A Randolph professor is exploring the nexus between poverty, hunger, and food in Lynchburg in hopes that his research will generate discussion and solutions.
“My sense is that most people don’t know about the extent of hunger and poverty in this city,” said John Abell, an economics professor. “I’m hoping to draw some awareness to this issue and to start a conversation.”
Abell has a strong personal interest in local food produced with sustainable practices; he grows much of his own food while purchasing more from farmers at a local market. But his interest in social issues related to food grew when he and a group of Randolph students studied the economics of a Lynchburg food desert in 2011. Their data demonstrated the difficulty some city residents had with obtaining nutritious food at affordable prices. Abell wanted to conduct further research about how poverty and limited food access relate to each other.
He is analyzing a variety of data—such as income levels, educational attainment, and participation in government assistance programs—for different neighborhoods in Lynchburg. Abell is publishing videos and insights about the research on a new website.
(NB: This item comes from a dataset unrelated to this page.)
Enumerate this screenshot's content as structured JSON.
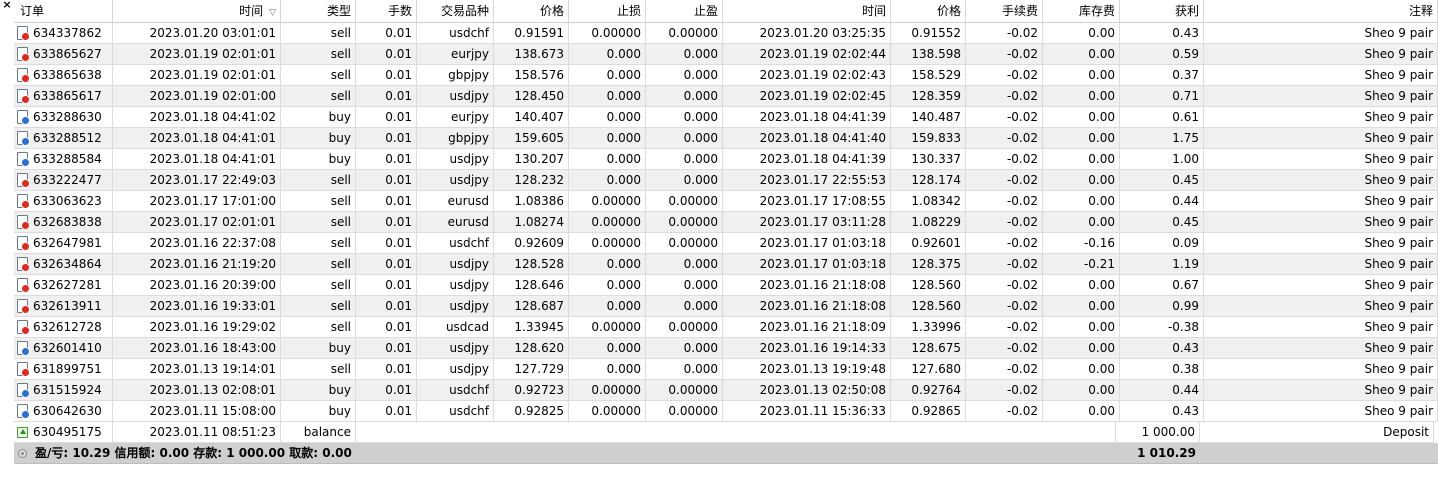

Eventually, his blog will shift focus toward the economics of the solutions he is discovering.
The website includes video interviews with people who have firsthand knowledge about local hunger and poverty, including people who have lived for years in impoverished neighborhoods as well as people who work at nonprofits that seek to provide food to those in need.
Teague Nelson ’14, a history major, is producing the videos for Abell. While it has given him an opportunity to practice skills he picked up in a digital filmmaking class, the project also helped Nelson learn about social and economic issues. “I think it’s a really important issue,” he said. “There are a lot of people working on it, but it needs a lot more attention and a lot more needs to be done.”
Abell’s research also includes potential solutions that go beyond distributing donated food to those who need it, but focus on helping to decrease hunger by decreasing poverty. “I wanted to think about creative ways that food could be used in creative solutions,” he said. “I’m looking at solutions from around the country, including urban farming and community gardening, where food is out there to create legitimate economic development.”
To learn more about Abell’s research, please see http://lynchburgfood.go.randolphcollege.edu/